Feb 2, 2011, 1:29 PM
This statement was made yesterday at the joint session of the Public Accounts Committee and Public Enterprises Committee (PAC/PEC) of the National Assembly, where the PSC 2013 report was presented and adopted.
In presenting the annual report, G.O. Bright, chairman of the Commission, said pro-active visionary leadership was being applied by the commission in setting transparent standards and practices which have reflected fair, just and competitive practices in the management of the commission’s resources.
“This is with a view to improving the quality of the recruits into the public service, enhancing the capability of staff and adopting change management strategies, which would strengthen performance and focus on results,” he said.
On behalf of the PSC, Chairman Bright expressed appreciation and gratitude to the Secretary General and Head of the Civil Service Office of the President, the permanent secretary and staff of the Personnel Management Office, and all permanent secretaries and heads of departments for their “support and cooperation”.
The Commission’s responsibility to oversee the civil service is being enhanced by the Commission’s constant effort at promoting a more effective public service delivery by helping to provide the required human resource in the most effective manner, the PSC chairman said.
He added that they would continue to maintain their core value of meritocracy, integrity, confidentiality, fairness, transparency, accountability, and equity.
The adopted report, which covers the activities of the Commission from January 2013 to December 2013, provided among others the mission and vision of the commission, an insight into the operations and activities and the legislative mandate of the commission.
“The vision of the Commission is to meet the national development goals by making optimal use of the diversity of competencies, skills and qualifications that are available in the country in general and the civil service in particular,” Chairman Bright said.

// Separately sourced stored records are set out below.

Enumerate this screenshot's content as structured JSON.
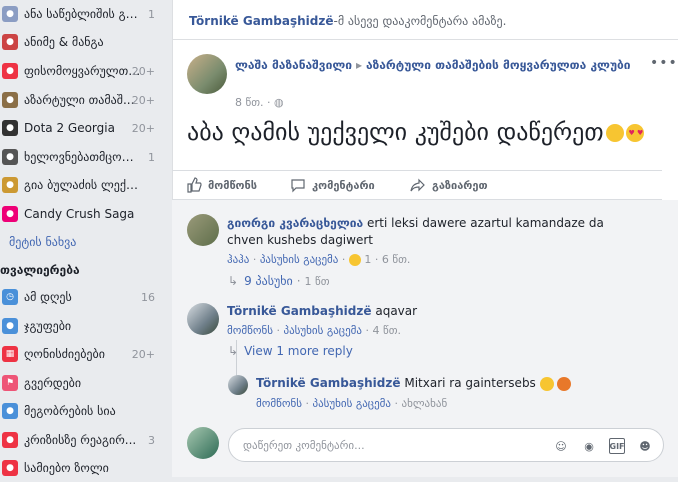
{
  "sidebar": {
    "items": [
      {
        "label": "ანა საწებლიშის გვ...",
        "count": "1",
        "color": "#8b9dc3"
      },
      {
        "label": "ანიმე & მანგა",
        "count": "",
        "color": "#c44"
      },
      {
        "label": "ფისომოყვარულთა...",
        "count": "20+",
        "color": "#e34"
      },
      {
        "label": "აზარტული თამაშ...",
        "count": "20+",
        "color": "#8b6f47"
      },
      {
        "label": "Dota 2 Georgia",
        "count": "20+",
        "color": "#333"
      },
      {
        "label": "ხელოვნებათმცოდ...",
        "count": "1",
        "color": "#555"
      },
      {
        "label": "გია ბულაძის ლექს...",
        "count": "",
        "color": "#c93"
      },
      {
        "label": "Candy Crush Saga",
        "count": "",
        "color": "#e07"
      }
    ],
    "more_label": "მეტის ნახვა",
    "section_title": "თვალიერება",
    "explore": [
      {
        "label": "ამ დღეს",
        "count": "16",
        "color": "#4a90d9"
      },
      {
        "label": "ჯგუფები",
        "count": "",
        "color": "#4a90d9"
      },
      {
        "label": "ღონისძიებები",
        "count": "20+",
        "color": "#e34"
      },
      {
        "label": "გვერდები",
        "count": "",
        "color": "#e57"
      },
      {
        "label": "მეგობრების სია",
        "count": "",
        "color": "#4a90d9"
      },
      {
        "label": "კრიზისზე რეაგირ...",
        "count": "3",
        "color": "#e34"
      },
      {
        "label": "სამიებო ზოლი",
        "count": "",
        "color": "#e34"
      }
    ]
  },
  "notice": {
    "name": "Törnikë Gambaşhidzë",
    "text": "-მ ასევე დააკომენტარა ამაზე."
  },
  "post": {
    "author": "ლაშა მაზანაშვილი",
    "group": "აზარტული თამაშების მოყვარულთა კლუბი",
    "time": "8 წთ.",
    "text": "აბა ღამის უექველი კუშები დაწერეთ",
    "menu": "•••"
  },
  "actions": {
    "like": "მომწონს",
    "comment": "კომენტარი",
    "share": "გაზიარეთ"
  },
  "comments": [
    {
      "name": "გიორგი კვარაცხელია",
      "text": "erti leksi dawere azartul kamandaze da chven kushebs dagiwert",
      "meta_like": "ჰაჰა",
      "meta_reply": "პასუხის გაცემა",
      "reaction_count": "1",
      "time": "6 წთ.",
      "replies_label": "9 პასუხი",
      "replies_time": "1 წთ"
    },
    {
      "name": "Törnikë Gambaşhidzë",
      "text": "aqavar",
      "meta_like": "მომწონს",
      "meta_reply": "პასუხის გაცემა",
      "time": "4 წთ.",
      "view_more": "View 1 more reply"
    },
    {
      "name": "Törnikë Gambaşhidzë",
      "text": "Mitxari ra gaintersebs",
      "meta_like": "მომწონს",
      "meta_reply": "პასუხის გაცემა",
      "time": "ახლახან"
    }
  ],
  "composer": {
    "placeholder": "დაწერეთ კომენტარი..."
  },
  "colors": {
    "link": "#385898",
    "accent": "#4267b2",
    "meta": "#90949c"
  }
}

He added that the commission accordingly scrutinises and evaluates a range of educational qualifications and professional experience before filling the many vacant positions that exist in the civil service.